I was recently invited to speak on the radio about Naturopathic Medicine and the topic of depression as a lead up to the big media event for Mental Health Day on February 12, 2013.  It is a significant health issue that affects approximately 1 in 5 Canadians directly and untold numbers of family members.  Estimates by the World Health Organization are that  depression will be the single biggest medical burden on health by 2020.  Given the complex nature of depression (and mood issues in general) and the many varied factors that contribute to this chronic health issue naturopathic medicine can make a significant positive effect.

Depression is a big term and does not adequately describe the many varied causes for a person experiencing low mood.  Each person needs to be treated individually, and a ‘one size fits all’ approach is lacking in truly treating the cause(s).

Some common influences on mood are:

1)  low Vitamin D, low Omega 3 intake, low Vitamin B, low Magnesium – all of these supplements can be affected by diet, stress or living in Canada and have been shown to affect mood when low

2)  pre-existing conditions – various types of anemia, low thyroid function, adrenal fatigue, low progesterone and elevated testosterone can negatively influence mood and when treated can affect overall health

3)  diet high in food sensitivities or food allergies – eg. Dairy and wheat consumption are known to induce low mood, irritability, and anxiety when an issue.  It is important to identify and remove foods that pose a stress to the body

4)  poor blood sugar regulation – for example missing meals such as breakfast can set a person up for a yo-yo of low energy, anxiety and then leaning on caffeine and high carb foods to quickly bring things back in balance

5)  low serotonin levels – possibly from a family history, chronic digestive issues,  or chronic sleep disruption as well as low protein diet can contribute to reduced levels.  Symptoms can include low mood, increased crying, carbohydrate cravings later in the day and evenings and more negative outlook – ‘glass half empty’.

6)  Lack of exercise – we all have heard this before but even as little as 10 minutes a day of walking, stretching or yoga can help increase the beneficial effects.

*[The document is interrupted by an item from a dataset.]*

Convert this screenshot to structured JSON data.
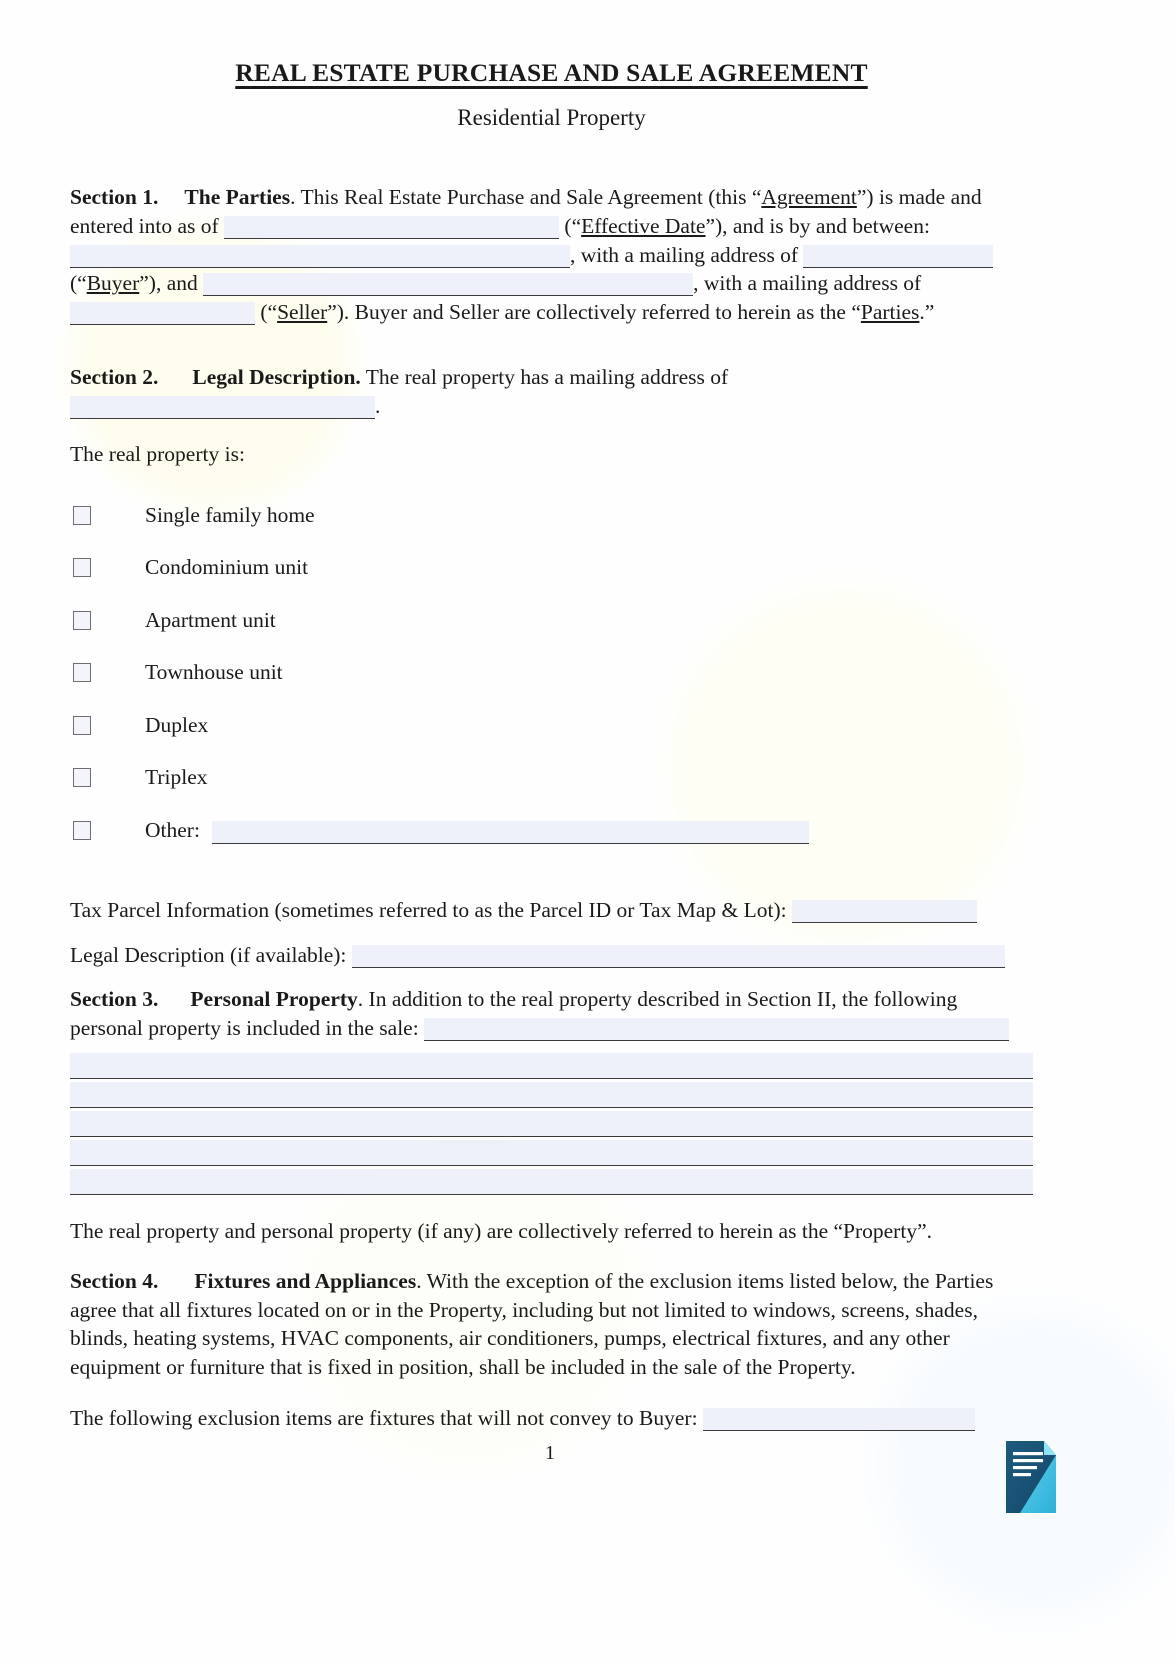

7)  Medications –not to be overlooked but some medications such as the birth control pill deplete vitamins and can negatively influence mood, same with the drugs Lipitor and Metformin. Replenishing with the missing nutrients can assist and help prevent a problem.

Conventional approach to depression centers around cognitive behavioural therapy and medications.  While there are benefits to both they should be considered as part of the plan to first identify why a person is experiencing depression, and treat them as unique individuals.  Herbs such as St John’s Wort have a very strong profile when compared to medications for mild to moderate depression and have significantly lower side effects, so should be considered.  As well, GABA or 5HTP may be good options but would need to be assessed for fit and proper dose.  Acupuncture, homeopathic remedies and numerous other treatments offer some options for a comprehensive approach.

Emotions are signals or messages and ideally we as humans have access to all emotions like joy, enthusiasm, happiness, sadness, anger and flow through the whole range of possible feelings.  If we get stuck in depression, anxiety, negative thinking and other mood disorders then we can take that as a message that something (or possibly several things) are out of balance in our life.  Depression is not the end of the story but should be the start of exploration for possible causes and an approach that is specific to the individual, a truly holistic perspective.